There seems to be a flatness to much of the painting that I see. I don't know if it's intentional or the result of poor education. Flatness that is both perceptual and emotional in the formal qualities of artists work.

It may be the result of living in a society that has lost all feeling and has no reaction to war or disaster other than to send money. We sit in our rooms and face the world through the box on our desks, filtered from the personal contact with our world.

What a sad time it is to be a human.

Monday, January 10, 2005

Marketing Dali

If PMA spent 2.3 million on art instead of banners what would they get? Ten life sized sculptures, Five large paintings, One hundred small paintings, Two hundred and fifty prints, and One thousand drawings; sculpted, painted and drawn by the top 1365 Philadelphia artists. Anyone wonder why they don't list the amount of their collecting budget each year?

ArtsJournal: About Last Night
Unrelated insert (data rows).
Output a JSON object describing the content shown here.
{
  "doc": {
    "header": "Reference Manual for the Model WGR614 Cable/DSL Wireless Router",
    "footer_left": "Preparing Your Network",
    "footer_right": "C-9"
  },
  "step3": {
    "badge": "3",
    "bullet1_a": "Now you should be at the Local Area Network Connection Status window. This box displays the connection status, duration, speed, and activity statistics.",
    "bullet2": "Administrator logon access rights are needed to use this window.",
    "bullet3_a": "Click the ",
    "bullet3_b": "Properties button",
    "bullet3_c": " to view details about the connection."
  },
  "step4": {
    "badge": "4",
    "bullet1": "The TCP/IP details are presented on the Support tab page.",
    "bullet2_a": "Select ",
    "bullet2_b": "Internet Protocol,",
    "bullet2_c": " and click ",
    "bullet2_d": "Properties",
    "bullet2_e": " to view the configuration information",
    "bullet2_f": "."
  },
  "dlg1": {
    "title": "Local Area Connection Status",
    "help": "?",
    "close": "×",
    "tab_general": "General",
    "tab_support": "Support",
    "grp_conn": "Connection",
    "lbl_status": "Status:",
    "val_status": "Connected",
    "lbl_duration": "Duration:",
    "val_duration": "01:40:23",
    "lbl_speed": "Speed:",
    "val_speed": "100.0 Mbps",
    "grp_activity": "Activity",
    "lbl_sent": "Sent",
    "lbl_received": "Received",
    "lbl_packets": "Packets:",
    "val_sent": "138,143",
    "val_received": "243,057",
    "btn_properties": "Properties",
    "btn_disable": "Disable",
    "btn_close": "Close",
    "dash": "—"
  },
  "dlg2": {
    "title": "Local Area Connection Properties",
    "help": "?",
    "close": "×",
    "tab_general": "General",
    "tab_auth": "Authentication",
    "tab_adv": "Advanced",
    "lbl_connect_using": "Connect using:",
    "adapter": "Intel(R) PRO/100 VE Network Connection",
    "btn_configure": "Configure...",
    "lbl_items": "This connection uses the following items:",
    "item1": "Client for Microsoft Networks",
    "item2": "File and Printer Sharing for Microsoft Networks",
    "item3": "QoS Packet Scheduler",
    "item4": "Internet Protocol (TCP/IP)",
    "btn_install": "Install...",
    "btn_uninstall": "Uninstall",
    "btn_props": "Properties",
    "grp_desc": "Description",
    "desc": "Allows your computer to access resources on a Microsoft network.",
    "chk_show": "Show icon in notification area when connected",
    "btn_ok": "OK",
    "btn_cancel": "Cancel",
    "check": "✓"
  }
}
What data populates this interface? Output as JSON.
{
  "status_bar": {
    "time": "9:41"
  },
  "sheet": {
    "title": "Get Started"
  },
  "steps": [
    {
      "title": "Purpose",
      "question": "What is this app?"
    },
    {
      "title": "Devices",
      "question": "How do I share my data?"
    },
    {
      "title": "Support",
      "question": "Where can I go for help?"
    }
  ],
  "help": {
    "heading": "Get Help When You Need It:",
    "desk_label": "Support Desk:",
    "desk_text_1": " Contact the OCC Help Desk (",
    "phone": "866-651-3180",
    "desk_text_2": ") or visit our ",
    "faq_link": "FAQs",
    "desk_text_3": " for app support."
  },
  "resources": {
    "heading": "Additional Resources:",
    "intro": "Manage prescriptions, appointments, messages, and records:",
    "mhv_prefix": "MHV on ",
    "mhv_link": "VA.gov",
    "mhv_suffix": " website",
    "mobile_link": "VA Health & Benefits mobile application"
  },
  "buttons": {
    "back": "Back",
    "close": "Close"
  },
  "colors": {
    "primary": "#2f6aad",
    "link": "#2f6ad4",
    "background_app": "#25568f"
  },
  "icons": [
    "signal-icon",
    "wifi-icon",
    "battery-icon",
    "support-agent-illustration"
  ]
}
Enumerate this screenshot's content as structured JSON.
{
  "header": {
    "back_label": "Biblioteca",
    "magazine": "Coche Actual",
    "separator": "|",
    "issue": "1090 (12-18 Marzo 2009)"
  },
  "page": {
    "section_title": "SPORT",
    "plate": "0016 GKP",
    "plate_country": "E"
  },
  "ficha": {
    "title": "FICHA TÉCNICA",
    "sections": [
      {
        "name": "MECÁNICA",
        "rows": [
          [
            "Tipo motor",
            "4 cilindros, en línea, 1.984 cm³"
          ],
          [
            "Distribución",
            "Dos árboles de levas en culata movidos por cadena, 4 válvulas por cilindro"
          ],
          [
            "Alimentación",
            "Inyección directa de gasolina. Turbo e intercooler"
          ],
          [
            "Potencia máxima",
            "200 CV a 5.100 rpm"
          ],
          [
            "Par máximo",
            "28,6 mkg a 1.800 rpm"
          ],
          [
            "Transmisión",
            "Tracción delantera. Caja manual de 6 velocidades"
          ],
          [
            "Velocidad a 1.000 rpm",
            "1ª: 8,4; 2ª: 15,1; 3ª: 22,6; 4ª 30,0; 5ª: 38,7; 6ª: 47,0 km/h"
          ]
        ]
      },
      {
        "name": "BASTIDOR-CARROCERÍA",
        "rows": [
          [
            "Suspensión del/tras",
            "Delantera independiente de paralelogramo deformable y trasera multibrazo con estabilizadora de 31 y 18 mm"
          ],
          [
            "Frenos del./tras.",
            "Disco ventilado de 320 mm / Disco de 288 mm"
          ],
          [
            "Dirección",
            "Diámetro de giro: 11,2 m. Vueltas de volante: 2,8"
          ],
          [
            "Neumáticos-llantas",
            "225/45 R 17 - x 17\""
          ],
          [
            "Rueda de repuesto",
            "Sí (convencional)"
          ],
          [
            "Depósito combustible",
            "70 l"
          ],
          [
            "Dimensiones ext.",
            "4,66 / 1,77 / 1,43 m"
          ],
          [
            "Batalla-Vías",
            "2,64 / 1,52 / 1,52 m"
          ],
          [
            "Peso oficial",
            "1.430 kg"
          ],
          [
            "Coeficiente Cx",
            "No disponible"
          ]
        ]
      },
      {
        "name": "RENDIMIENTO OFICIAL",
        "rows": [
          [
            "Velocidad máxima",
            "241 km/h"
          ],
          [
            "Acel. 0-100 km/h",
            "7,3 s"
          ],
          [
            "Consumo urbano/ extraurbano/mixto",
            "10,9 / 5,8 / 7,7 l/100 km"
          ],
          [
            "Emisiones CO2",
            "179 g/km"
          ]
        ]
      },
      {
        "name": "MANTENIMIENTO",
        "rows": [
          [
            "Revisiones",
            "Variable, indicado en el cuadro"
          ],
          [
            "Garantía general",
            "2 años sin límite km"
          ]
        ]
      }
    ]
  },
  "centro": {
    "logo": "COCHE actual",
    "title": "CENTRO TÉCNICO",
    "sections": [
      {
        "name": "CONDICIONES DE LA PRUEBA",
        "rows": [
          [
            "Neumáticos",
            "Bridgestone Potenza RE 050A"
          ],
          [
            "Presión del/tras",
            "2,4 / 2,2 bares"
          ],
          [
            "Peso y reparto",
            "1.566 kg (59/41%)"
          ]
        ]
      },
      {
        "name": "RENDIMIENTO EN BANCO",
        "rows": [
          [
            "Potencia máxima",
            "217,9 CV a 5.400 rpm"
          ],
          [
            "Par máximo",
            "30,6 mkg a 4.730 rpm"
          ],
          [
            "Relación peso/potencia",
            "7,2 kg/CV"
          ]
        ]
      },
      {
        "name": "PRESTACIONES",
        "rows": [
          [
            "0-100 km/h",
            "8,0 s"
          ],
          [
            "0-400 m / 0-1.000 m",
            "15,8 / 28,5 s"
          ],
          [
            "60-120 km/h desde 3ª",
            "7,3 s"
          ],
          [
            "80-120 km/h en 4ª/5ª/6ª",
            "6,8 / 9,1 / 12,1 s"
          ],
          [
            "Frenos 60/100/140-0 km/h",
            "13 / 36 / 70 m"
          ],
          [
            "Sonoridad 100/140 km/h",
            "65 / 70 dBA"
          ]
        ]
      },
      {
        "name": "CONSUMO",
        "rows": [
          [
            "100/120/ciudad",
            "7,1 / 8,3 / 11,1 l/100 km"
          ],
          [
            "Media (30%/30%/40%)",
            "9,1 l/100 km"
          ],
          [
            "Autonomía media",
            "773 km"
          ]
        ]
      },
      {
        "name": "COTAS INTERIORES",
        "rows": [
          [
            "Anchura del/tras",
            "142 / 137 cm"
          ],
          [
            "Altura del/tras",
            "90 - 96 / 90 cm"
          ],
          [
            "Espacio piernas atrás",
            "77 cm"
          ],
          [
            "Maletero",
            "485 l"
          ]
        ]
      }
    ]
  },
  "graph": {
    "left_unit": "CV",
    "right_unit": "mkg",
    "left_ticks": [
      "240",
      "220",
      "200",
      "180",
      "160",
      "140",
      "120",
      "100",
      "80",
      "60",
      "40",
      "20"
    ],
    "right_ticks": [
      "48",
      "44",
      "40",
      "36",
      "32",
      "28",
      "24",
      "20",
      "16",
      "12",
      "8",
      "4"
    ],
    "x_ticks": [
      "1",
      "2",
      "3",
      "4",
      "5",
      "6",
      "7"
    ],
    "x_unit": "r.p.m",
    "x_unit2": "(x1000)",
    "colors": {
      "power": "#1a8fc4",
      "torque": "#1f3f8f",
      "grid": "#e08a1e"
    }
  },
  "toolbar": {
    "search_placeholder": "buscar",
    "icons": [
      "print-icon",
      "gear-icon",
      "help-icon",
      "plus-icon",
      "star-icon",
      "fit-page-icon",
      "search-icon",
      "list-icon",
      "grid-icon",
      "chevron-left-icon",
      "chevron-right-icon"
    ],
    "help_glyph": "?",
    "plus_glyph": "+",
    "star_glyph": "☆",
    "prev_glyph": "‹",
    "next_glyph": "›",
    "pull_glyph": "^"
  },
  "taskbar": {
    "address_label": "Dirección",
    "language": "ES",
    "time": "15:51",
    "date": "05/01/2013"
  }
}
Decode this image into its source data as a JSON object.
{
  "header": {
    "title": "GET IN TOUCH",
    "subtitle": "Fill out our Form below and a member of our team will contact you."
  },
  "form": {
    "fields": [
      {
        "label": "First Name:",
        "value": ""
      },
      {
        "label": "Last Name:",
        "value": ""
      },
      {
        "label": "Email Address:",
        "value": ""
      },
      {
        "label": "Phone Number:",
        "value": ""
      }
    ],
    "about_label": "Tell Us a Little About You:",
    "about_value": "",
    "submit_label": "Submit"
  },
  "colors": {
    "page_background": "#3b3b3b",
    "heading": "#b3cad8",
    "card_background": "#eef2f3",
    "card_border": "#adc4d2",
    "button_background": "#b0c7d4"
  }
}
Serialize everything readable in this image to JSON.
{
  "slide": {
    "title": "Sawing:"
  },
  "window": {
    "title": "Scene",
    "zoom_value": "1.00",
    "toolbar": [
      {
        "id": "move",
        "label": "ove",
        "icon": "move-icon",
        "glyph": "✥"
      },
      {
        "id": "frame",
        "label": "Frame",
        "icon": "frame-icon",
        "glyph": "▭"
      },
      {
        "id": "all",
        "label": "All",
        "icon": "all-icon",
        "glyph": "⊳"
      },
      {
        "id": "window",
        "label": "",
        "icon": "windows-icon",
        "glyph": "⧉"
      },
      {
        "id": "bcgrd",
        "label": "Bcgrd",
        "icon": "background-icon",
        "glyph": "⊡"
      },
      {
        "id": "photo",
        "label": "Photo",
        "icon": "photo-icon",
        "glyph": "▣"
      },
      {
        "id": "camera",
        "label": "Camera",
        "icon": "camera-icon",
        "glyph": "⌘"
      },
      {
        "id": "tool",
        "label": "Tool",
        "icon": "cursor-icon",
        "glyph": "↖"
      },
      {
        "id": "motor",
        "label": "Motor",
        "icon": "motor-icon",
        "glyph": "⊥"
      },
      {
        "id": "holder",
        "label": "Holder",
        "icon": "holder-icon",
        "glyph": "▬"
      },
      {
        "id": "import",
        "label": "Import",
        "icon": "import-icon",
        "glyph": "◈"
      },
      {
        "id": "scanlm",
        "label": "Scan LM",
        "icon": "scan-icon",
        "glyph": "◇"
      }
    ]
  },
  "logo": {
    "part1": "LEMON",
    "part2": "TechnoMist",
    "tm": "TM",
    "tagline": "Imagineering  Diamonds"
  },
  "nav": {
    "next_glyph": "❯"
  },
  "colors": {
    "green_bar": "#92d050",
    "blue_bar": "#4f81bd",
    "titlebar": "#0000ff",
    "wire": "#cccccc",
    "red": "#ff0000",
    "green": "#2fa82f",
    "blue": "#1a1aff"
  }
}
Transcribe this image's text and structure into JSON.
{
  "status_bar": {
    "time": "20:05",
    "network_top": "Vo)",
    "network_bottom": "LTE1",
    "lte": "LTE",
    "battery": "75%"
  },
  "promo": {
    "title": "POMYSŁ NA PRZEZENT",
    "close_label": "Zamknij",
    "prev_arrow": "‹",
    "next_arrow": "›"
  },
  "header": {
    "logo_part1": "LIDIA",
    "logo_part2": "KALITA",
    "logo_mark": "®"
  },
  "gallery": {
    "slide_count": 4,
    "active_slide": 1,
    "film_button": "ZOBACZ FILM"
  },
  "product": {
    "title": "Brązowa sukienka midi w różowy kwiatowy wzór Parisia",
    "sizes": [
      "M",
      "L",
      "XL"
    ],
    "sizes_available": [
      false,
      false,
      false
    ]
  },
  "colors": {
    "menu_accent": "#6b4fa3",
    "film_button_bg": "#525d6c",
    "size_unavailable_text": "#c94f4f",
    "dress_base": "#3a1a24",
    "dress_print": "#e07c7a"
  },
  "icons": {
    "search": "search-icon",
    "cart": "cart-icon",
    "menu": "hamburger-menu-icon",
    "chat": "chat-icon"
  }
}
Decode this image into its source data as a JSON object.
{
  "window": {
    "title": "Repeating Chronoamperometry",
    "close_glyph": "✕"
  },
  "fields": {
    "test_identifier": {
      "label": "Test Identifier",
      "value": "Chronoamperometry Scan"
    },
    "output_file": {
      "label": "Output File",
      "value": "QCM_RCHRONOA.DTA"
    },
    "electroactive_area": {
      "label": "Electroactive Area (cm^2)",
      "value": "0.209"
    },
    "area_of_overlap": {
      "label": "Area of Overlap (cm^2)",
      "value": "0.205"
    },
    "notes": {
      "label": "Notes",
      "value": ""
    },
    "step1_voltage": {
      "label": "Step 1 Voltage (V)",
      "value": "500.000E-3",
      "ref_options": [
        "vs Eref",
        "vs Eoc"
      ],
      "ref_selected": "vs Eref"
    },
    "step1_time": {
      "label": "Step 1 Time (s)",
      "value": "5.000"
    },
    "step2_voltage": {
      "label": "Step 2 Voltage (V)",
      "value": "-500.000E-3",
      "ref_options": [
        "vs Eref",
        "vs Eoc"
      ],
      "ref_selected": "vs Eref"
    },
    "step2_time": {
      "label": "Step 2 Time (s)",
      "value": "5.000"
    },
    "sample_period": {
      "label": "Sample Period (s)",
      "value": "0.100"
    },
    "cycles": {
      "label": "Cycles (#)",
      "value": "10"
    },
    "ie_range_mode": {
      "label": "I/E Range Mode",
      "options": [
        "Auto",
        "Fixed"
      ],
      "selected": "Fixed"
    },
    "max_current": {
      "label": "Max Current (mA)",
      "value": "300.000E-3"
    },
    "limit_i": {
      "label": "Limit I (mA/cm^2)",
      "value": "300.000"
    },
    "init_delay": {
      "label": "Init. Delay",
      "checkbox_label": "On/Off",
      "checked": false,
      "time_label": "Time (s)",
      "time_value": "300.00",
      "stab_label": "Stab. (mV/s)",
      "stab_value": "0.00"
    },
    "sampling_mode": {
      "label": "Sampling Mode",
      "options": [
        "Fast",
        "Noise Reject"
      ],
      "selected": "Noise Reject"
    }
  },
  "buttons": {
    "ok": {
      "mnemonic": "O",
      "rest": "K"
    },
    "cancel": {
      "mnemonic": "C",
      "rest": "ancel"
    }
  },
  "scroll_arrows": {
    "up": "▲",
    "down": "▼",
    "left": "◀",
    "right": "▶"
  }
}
ArtsJournal: About Last Night:
"You have to know quite a bit about music to make sense of the middle part of this "explanation," but it's worth noting that according to the author, the "expressive qualities" of given keys are often "highly specific" with respect to individual listeners. Since I experience the expressive qualities of keys as something like a cross between a color and an emotion" wrote Teachout.

Do we know enough about art in our culture? I read many blogs that seem to talk about the "what" and "who" of things people see around town but very little about the emotional substance of art. Do we live in an art world that has flattened the reason for loving art, emotionally, like the painters of the sixties flattened the surface of painting?

The question asked of Mr. Teachout seems like a basic one that every third grader should know the answer to. In a society that has culture at the bottom of the list of priorities, post nuculer destruction as some would say, how can we expect the public or the fans of art to understand the value of say- PAFA or any collection of art?

Sunday, January 09, 2005

Philadelphia Inquirer | 01/03/2005 | Perfect choice for marketing Dali exhibit

Philadelphia Inquirer | 01/03/2005 | Perfect choice for marketing Dali exhibit: "The Greater Philadelphia Tourism Marketing Corp. is spending $2.6 million on a new pitchman to attract New Yorkers and others to Philadelphia: Salvador Dali."

This money could be better spent on having an exhibit of great Philadelphia artists. I have no interest in seeing the Dali exhibit.

Saturday, January 08, 2005

The New York Times- Richard McDermott Miller, Sculptor, Dies at 82